2Of the 34 social indicators mentioned by the OECD (2006) 15 denote negative matters, such as ‘suicide’ and ‘prisoners’. Most of the other indicators have a neutral connotation (e.g., health expenditures).
3I have elaborated this definition in more detail elsewhere (Veenhoven 1984, Chap. 2).
5This signal theory of happiness fits well with the findings of long-term follow-up studies that happiness predicts longevity (e.g., Danner et al. 2001).
6These data are available in the data file ‘Trends in Nations’ which forms part of the World Database of Happiness (Veenhoven 2009a).
7The data presented in de world database of happiness show no consistent increase in average happiness in Japan and the USA. Still there claims that happiness has actually gone up in these nations (Stevenson and Wolfers 2008).
8See note 5.
9In this line I have explained why people do not thrive better in welfare states (Veenhoven 2000b).

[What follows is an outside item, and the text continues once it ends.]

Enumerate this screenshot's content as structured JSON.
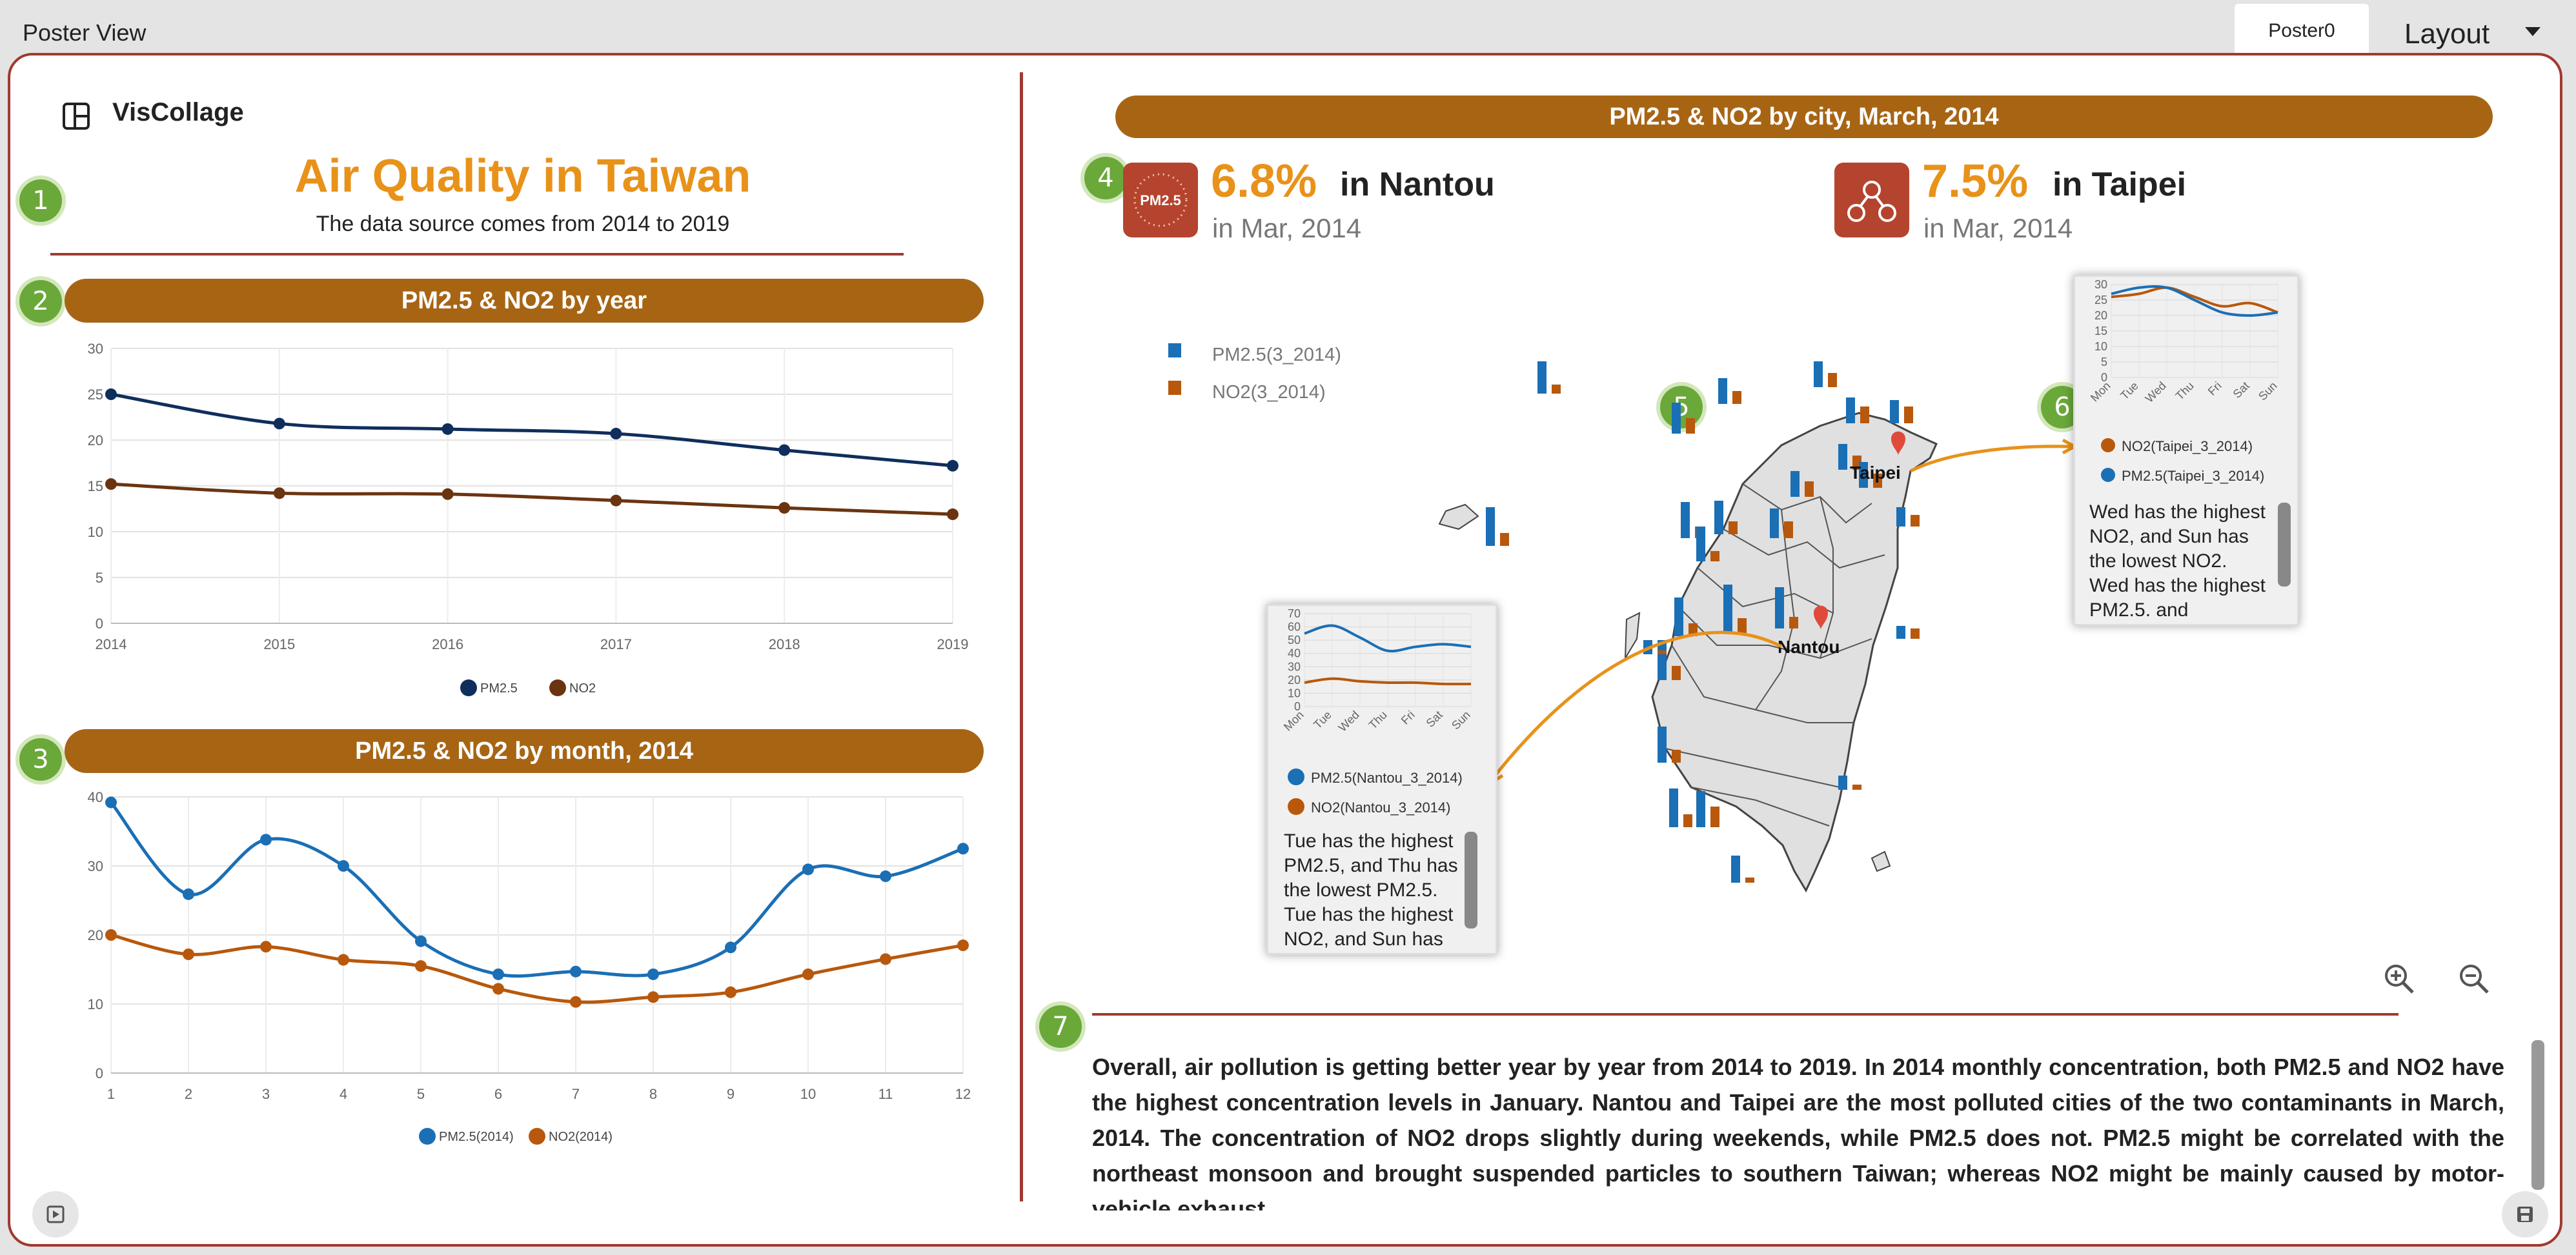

Earlier versions of this paper have been published in: Yew-Kwang Ng & Lok Sang Ho (Eds.) ‘Happiness and Public Policy, Theory, Case studies and Implications’ Palgrave-Macmillan, New York, 2006, pp. 19–44 and in the European Psychologist, 2005, 10:330–343.